by Brett Martel, Associated Press
Zion Williamson’s lost season to injury and unusual absence from the New Orleans Pelicans during his recovery didn’t stop the club from betting big on their long-term future together.
The star forward agreed Saturday to a five-year, $193 million extension with New Orleans that has the potential to be worth as much as $231 million, Williamson’s agent, Austin Brown, told The Associated Press.
Classified as a maximum rookie extension under the NBA’s labor agreement, the deal sets the stage for the 6-foot-6, 280-pound, high-scoring power forward to give an All-Star caliber boost to a squad that recently proved it could make the playoffs without him.
ESPN first reported the agreement, also citing information provided by Brown, who is the co-director of CAA Sports’ basketball division.
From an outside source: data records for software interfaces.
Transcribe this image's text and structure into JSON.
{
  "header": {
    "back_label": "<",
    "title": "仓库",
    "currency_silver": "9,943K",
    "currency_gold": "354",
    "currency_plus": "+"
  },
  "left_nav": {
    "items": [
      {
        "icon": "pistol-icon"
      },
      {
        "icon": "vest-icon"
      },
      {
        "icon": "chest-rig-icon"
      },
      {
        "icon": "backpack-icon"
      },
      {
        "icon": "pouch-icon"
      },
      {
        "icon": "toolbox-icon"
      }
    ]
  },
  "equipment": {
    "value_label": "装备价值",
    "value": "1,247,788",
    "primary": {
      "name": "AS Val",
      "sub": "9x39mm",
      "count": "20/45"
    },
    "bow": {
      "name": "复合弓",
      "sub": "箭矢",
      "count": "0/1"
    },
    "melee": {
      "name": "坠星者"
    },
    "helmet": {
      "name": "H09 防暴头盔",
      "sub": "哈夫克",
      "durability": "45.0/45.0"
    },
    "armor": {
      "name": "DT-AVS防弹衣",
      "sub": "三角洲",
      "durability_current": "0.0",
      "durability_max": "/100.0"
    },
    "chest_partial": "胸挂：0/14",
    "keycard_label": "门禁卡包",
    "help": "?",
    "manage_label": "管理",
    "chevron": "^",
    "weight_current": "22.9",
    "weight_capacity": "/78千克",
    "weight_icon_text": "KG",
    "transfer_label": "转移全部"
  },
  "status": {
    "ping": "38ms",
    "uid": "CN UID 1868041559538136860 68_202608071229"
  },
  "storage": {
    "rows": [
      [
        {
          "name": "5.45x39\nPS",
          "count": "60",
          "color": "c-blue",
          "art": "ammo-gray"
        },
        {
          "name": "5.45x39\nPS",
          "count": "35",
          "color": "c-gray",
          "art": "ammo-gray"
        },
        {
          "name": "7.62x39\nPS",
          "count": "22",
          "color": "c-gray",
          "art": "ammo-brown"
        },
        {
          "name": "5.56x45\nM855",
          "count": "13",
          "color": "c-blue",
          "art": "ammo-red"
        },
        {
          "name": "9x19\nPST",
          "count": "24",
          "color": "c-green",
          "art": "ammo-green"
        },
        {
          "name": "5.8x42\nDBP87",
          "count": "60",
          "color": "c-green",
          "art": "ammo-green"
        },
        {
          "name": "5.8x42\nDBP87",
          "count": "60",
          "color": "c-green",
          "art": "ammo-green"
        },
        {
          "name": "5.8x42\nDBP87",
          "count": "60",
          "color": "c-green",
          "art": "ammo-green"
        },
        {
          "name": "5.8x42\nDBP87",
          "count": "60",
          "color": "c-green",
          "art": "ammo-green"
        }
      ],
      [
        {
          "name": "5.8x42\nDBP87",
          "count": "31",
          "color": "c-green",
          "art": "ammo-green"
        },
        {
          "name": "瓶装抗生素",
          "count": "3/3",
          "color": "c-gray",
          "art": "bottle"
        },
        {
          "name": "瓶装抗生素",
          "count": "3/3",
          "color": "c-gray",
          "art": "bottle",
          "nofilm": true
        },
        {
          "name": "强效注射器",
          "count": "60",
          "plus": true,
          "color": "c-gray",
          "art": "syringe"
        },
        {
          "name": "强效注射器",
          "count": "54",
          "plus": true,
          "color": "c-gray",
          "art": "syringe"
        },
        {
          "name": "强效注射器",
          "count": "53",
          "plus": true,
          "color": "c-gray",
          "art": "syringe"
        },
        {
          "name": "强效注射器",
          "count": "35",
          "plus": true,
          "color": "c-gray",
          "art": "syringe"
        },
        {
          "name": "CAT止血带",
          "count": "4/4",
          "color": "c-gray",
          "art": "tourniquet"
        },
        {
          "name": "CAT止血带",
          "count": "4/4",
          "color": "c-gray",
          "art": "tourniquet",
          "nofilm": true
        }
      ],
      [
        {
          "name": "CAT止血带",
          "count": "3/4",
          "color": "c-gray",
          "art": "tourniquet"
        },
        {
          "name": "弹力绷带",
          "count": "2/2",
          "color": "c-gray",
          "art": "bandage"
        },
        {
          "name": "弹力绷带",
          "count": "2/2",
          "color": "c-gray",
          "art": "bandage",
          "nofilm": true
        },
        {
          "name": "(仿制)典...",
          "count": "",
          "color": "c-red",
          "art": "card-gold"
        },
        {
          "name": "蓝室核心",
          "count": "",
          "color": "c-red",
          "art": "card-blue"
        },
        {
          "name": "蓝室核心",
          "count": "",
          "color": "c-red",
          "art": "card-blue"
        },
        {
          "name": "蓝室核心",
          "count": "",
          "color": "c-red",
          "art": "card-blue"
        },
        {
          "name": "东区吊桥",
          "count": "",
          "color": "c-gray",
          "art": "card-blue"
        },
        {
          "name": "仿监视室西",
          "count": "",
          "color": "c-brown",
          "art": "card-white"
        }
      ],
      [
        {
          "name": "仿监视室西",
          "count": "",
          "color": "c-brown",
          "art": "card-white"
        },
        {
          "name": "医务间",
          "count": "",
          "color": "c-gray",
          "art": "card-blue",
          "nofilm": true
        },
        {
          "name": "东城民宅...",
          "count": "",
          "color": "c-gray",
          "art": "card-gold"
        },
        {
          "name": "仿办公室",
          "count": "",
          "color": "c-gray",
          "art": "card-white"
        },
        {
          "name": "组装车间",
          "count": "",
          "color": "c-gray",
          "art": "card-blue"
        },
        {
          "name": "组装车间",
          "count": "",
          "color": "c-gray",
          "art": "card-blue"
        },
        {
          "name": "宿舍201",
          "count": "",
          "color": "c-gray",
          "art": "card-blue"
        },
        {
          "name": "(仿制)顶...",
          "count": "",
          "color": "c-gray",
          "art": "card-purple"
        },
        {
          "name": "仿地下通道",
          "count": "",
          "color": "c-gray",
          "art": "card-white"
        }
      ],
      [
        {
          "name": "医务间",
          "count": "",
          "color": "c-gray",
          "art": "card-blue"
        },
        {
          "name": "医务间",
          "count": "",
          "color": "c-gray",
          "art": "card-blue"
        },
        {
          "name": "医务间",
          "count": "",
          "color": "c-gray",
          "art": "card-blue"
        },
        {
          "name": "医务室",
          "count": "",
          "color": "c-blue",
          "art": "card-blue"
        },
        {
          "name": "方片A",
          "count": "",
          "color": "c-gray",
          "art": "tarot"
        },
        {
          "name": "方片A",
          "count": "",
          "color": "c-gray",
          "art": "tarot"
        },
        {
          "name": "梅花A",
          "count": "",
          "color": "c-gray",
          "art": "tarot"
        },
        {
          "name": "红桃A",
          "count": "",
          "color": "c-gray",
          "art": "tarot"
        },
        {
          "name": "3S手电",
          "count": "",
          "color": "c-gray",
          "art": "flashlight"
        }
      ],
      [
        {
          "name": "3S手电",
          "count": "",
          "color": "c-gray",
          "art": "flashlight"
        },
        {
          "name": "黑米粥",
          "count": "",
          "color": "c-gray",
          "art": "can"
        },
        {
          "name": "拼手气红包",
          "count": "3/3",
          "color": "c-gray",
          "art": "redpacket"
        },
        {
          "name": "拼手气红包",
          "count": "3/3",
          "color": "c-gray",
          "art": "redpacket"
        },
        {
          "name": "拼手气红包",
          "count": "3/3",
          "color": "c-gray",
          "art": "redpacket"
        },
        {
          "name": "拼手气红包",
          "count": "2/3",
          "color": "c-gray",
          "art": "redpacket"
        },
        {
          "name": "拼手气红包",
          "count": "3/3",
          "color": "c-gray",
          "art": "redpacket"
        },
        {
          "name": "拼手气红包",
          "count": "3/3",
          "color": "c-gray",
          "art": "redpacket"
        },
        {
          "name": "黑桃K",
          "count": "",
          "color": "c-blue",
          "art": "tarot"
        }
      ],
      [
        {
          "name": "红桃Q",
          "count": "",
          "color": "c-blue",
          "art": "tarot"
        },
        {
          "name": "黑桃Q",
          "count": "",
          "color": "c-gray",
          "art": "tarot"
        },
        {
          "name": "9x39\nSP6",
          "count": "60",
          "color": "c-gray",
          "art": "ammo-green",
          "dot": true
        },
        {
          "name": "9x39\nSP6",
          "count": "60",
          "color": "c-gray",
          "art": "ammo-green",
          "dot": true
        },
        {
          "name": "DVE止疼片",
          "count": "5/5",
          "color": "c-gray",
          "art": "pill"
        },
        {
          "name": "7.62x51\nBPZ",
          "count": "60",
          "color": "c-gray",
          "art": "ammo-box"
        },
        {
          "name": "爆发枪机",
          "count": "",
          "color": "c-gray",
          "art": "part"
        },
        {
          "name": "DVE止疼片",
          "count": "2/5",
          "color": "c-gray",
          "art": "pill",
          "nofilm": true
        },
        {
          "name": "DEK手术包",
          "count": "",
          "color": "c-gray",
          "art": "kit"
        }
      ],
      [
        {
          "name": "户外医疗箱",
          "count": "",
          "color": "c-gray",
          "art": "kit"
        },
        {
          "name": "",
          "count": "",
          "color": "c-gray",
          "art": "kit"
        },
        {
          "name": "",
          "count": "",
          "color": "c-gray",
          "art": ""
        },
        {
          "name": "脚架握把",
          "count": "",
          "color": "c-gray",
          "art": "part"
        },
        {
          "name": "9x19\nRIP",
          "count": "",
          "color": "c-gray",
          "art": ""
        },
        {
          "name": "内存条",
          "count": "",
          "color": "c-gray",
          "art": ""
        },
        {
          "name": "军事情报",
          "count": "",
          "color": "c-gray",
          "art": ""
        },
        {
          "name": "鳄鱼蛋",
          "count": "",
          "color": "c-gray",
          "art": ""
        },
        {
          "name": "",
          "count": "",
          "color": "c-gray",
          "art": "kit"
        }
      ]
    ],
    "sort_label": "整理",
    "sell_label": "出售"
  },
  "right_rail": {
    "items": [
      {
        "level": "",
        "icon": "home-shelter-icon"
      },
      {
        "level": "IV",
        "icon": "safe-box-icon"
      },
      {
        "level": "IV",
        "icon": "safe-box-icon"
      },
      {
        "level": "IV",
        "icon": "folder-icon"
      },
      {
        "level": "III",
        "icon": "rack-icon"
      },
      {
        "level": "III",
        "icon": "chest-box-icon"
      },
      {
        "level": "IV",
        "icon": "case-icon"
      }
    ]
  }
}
The Pelicans have not yet announced the extension, which under NBA rules cannot be signed until July 6.
The move signifies a desire by the 2019 No. 1 overall draft choice out of Duke to see how much his return could help a squad that improved dramatically late last season and made a surprisingly competitive playoff showing.
It is also a show of faith by the Pelicans in the injury-plagued Williamson, who has played a total of 85 games in his first three NBA seasons — and missed all of last season with a foot injury.
This spring, the Pelicans won two Western Conference play-in games before taking top-seeded Phoenix to six games in the first round of the 2022 playoffs. They did so with a squad led by high-scoring wing Brandon Ingram, veteran guard CJ McCollum, center Jonas Valanciunas and a supporting cast of young players who blossomed under first-time NBA head coach Willie Green.
One season earlier, Williamson averaged a team-high 27 points and became a first-time All-Star during what was his lone NBA campaign that was not mostly or entirely wiped out by injuries.
Williamson played in just 24 games as a rookie because of a preseason right knee injury (lateral meniscus).
He played in 61 of 72 games in his second season. But he hurt his foot during the 2021 offseason while performing basketball drills with his stepfather, with whom he had previously entrusted his offseason training.
The Pelicans didn’t reveal the injury until the first day of training camp in September, saying they hoped he’d be ready to play by the regular-season opener on Oct. 20. Williamson initially agreed with that timeline, which proved exceedingly optimistic. He wound up missing the entire regular season and playoffs.
Williamson also chose to spend a significant portion of the season away from New Orleans and the Pelicans. He chose to rehabilitate in Oregon, where his shoe sponsor, Nike, is based.
During that time, the Pelicans offered few updates on Williamson, any mention of whom was later conspicuously absent from Pelicans promotional material regarding season ticket renewals for the 2022-23 season.
No NBA player has declined a maximum extension of their rookie NBA contract, although the awkwardness between Williamson and the Pelicans led to speculation that Williamson might be the first.
But Williamson rejoined the team in March and appeared emotionally invested in its playoff run, routinely engaging in celebrations of triumphant moments near the bench.
And when the season ended, Williamson said if New Orleans offered a maximum extension, he “wouldn’t be able to sign it fast enough.”
“It was a different feel this year. You saw it on the court,” said Williamson, who had a different coach in each of his first three NBA seasons. “We have a special group. I truly believe that.”
In late May, several weeks after the Pelicans season had ended, the club announced that Williamson had been cleared to engage in basketball activities without restrictions.
With Williamson sidelined and Green a rookie head coach, the Pelicans started 1-12 last season. But they steadily climbed into contention for a Western Conference postseason berth.
They had begun improving even before acquiring McCollum from Portland two days before the NBA trade deadline. McCollum helped them rally to clinch a ninth overall seed and a home play-in game.
The Pelicans defeated 10th-seeded San Antonio. They then won a second play-in game over the Clippers in Los Angeles to advance to the first round of the playoffs against top-seeded Phoenix
New Orleans won twice in that series, which was tied at 2 games apiece before the Suns closed it out with consecutive victories.